» **Task material**:
******
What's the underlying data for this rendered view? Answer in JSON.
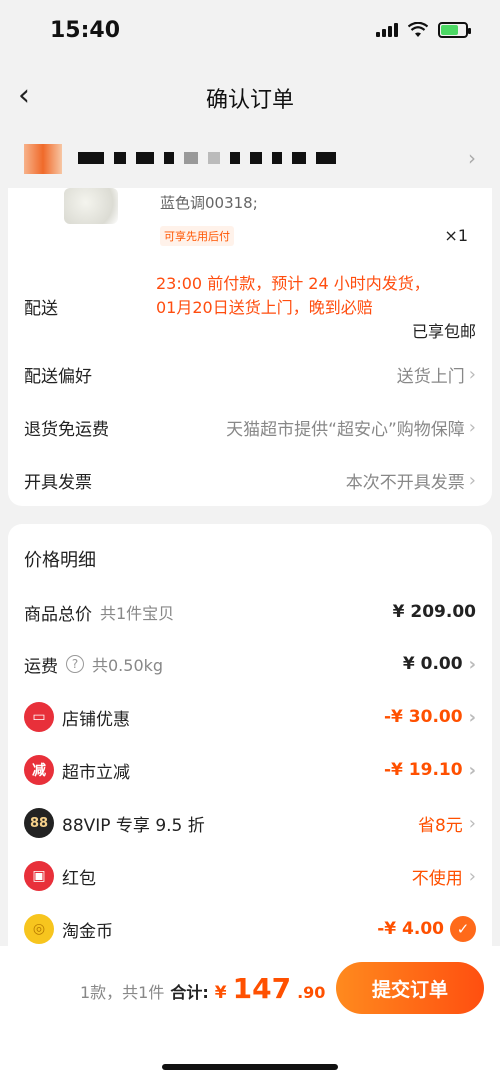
{
  "status_bar": {
    "time": "15:40"
  },
  "nav": {
    "back_icon": "‹",
    "title": "确认订单"
  },
  "address": {
    "chevron": "›"
  },
  "product": {
    "spec": "蓝色调00318;",
    "tag": "可享先用后付",
    "quantity": "×1"
  },
  "delivery": {
    "label": "配送",
    "notice_line1": "23:00 前付款，预计 24 小时内发货，",
    "notice_line2": "01月20日送货上门，晚到必赔",
    "free_shipping": "已享包邮"
  },
  "options": [
    {
      "label": "配送偏好",
      "value": "送货上门"
    },
    {
      "label": "退货免运费",
      "value": "天猫超市提供“超安心”购物保障"
    },
    {
      "label": "开具发票",
      "value": "本次不开具发票"
    }
  ],
  "price": {
    "title": "价格明细",
    "goods_label": "商品总价",
    "goods_sub": "共1件宝贝",
    "goods_value": "¥ 209.00",
    "freight_label": "运费",
    "freight_sub": "共0.50kg",
    "freight_value": "¥ 0.00",
    "shop_discount_label": "店铺优惠",
    "shop_discount_value": "-¥ 30.00",
    "market_discount_label": "超市立减",
    "market_discount_value": "-¥ 19.10",
    "vip_label": "88VIP 专享 9.5 折",
    "vip_value": "省8元",
    "redpacket_label": "红包",
    "redpacket_value": "不使用",
    "coin_label": "淘金币",
    "coin_value": "-¥ 4.00"
  },
  "bottom": {
    "count": "1款，共1件",
    "total_label": "合计:",
    "yen": "¥",
    "total_int": "147",
    "total_dec": ".90",
    "submit": "提交订单"
  },
  "colors": {
    "accent": "#ff5000",
    "notice": "#ff4d0f"
  }
}
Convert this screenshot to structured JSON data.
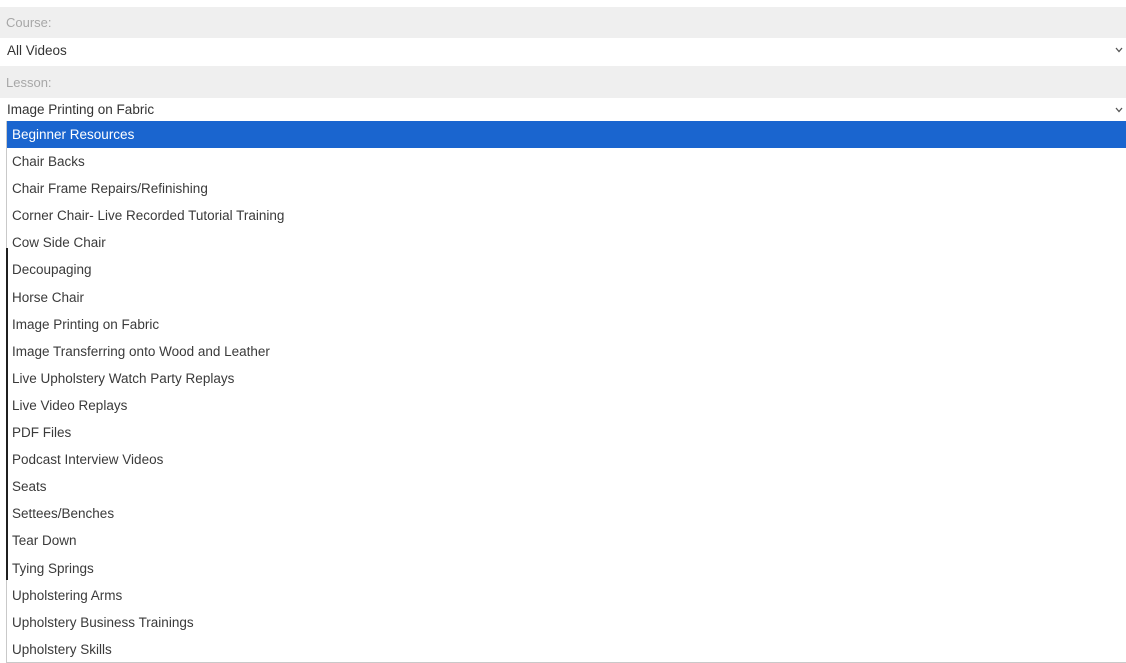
{
  "course": {
    "label": "Course:",
    "value": "All Videos"
  },
  "lesson": {
    "label": "Lesson:",
    "value": "Image Printing on Fabric",
    "options": [
      "Beginner Resources",
      "Chair Backs",
      "Chair Frame Repairs/Refinishing",
      "Corner Chair- Live Recorded Tutorial Training",
      "Cow Side Chair",
      "Decoupaging",
      "Horse Chair",
      "Image Printing on Fabric",
      "Image Transferring onto Wood and Leather",
      "Live Upholstery Watch Party Replays",
      "Live Video Replays",
      "PDF Files",
      "Podcast Interview Videos",
      "Seats",
      "Settees/Benches",
      "Tear Down",
      "Tying Springs",
      "Upholstering Arms",
      "Upholstery Business Trainings",
      "Upholstery Skills"
    ],
    "highlighted_option": "Beginner Resources"
  },
  "icons": {
    "select_arrow": "chevron-down-icon"
  },
  "colors": {
    "highlight": "#1a65cf",
    "label_bar": "#efefef",
    "label_text": "#a7a7a7"
  }
}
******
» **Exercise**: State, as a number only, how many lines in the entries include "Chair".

» **Finished exercise**: 5